Still, it remains difficult for Democrats, liberals, and the left in the U.S. to talk about the legacies of these political and theological movements without walking directly into the trap of being accused of applying a “religious test” to those who seek political or judicial appointments. Indeed, given the Democrats’ tendency to talk about religion and politics in zero-sum terms, some commentators have begun to suggest that the Democrats’ refusal to accept a candidate who opposes abortion rights means that they would refuse to accept any practising Catholics—Justice Sotomayor apparently notwithstanding.
The point is this: without understanding the history of conservative Catholic organizing as organizing, as an intentional political and ideological campaign like any other, most observers miss the nuances within the Catholic Church’s ideological spread. It is a two-millennia-old social institution replete with both reaction and struggles for emancipation and, in the modern age, the result of centuries of internal conflict and argument that produced both Liberation Theology and justifications for murderous dictatorships. The aforementioned People of Praise, a focal point for media commentary on Barrett, bears out this history: an ecumenical Catholic lay community would have hardly been imaginable before the Second Vatican Council and was only possible after long ecclesial struggle against centuries of clericalism and political authoritarianism.

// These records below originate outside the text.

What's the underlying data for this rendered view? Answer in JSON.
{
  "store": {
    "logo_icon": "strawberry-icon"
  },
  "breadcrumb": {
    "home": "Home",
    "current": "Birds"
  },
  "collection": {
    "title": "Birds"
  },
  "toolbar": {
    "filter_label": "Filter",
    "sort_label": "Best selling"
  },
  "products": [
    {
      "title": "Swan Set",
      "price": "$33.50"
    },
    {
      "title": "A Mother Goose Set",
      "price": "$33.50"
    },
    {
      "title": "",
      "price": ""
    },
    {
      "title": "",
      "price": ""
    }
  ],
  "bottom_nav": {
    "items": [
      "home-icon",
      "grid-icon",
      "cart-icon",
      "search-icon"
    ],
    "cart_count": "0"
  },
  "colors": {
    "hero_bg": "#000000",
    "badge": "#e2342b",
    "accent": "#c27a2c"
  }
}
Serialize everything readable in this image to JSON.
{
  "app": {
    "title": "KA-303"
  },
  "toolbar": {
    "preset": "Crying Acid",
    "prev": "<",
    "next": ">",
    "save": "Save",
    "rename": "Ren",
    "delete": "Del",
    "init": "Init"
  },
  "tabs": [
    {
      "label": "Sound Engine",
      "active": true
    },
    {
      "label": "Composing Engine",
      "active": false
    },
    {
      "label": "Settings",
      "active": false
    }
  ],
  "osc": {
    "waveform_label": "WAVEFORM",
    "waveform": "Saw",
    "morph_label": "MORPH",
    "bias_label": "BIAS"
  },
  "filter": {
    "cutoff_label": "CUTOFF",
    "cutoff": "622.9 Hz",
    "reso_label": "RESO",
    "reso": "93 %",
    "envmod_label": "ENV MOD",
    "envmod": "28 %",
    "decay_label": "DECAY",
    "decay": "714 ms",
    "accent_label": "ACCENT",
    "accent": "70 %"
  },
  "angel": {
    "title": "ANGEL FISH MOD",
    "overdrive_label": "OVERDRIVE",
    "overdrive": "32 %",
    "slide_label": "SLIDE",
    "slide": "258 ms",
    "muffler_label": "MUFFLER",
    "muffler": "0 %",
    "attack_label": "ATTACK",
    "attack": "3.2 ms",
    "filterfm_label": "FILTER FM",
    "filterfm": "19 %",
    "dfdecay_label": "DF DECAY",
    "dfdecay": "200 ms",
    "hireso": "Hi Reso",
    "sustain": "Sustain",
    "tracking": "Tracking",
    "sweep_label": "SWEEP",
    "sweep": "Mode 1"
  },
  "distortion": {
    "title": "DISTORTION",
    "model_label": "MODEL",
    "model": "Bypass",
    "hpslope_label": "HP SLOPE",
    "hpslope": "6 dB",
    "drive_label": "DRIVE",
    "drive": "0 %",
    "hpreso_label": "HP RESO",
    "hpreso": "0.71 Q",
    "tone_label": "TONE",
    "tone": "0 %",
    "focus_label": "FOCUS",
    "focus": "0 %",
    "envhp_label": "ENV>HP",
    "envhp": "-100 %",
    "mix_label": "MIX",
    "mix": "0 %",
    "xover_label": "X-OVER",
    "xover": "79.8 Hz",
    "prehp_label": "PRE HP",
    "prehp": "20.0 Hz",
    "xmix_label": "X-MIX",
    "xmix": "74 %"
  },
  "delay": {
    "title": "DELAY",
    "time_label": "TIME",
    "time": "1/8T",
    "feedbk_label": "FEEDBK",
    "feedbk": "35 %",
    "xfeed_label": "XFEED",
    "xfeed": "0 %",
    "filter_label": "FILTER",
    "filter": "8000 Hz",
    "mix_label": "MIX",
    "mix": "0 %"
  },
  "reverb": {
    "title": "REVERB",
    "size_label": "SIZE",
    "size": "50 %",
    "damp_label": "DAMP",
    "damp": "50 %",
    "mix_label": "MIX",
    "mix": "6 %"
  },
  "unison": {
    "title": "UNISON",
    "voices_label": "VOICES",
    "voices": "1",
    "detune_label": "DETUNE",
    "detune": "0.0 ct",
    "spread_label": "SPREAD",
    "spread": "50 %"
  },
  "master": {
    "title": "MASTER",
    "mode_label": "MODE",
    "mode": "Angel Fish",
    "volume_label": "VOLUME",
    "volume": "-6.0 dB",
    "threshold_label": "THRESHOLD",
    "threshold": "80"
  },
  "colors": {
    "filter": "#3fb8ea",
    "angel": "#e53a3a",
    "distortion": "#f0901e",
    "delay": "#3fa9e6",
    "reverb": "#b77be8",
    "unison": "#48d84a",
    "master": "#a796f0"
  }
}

Only by understanding the nuances, complexities and popular struggles of the Catholic Church—to say nothing of Christianity as a whole—will it become possible to talk about Barrett’s conservative Catholicism without erasing the voices of liberal and left Catholics and Christians. Unfortunately, most coverage of Barrett in the U.S. contributes to just this kind of erasure, foreclosing the possibility of a leftist Christian faith and effectively handing conservatives and the right-wing everything they need to rhetorically skewer the left for completely misunderstanding the role that religion plays in many people’s political lives.
Failing to understand that Catholics, or Muslims, or any other religious group aren’t a monolith but instead a social group with internal factions, disagreements, and histories, results in embarrassing own-goal for the left. As Barrett’s confirmation hearings approach, liberals and the left risk being painted as “anti-religious” because of their equation of religion with regressive politics, when in fact many members of Barrett’s own church disagree strongly with her stances on precisely these issues, the Democrat’s nominee for the President among them.
Although conservatives’ are leaning hard on the tried-and-true method of playing the victim, Barrett and other conservatives aren’t victims on the wrong side of a religious litmus test. They’re part of a decades and centuries long struggle for political power—and a very successful one at that. Only by fully covering and acknowledging their role in our collective histories can we unseat them from their pedestals and normalize them as political opponents. They are, after all, just some of the current players in the milenia of struggle over the meaning and implications of Jesus’s message.
Craig Johnson is a PhD candidate in Latin American History at UC Berkeley. He studies right-wing politics and conservative Catholic theology in Latin America and Spain. He’s also the host of “Fifteen Minutes of Fascism,” a weekly podcast covering the global rise of the radical right.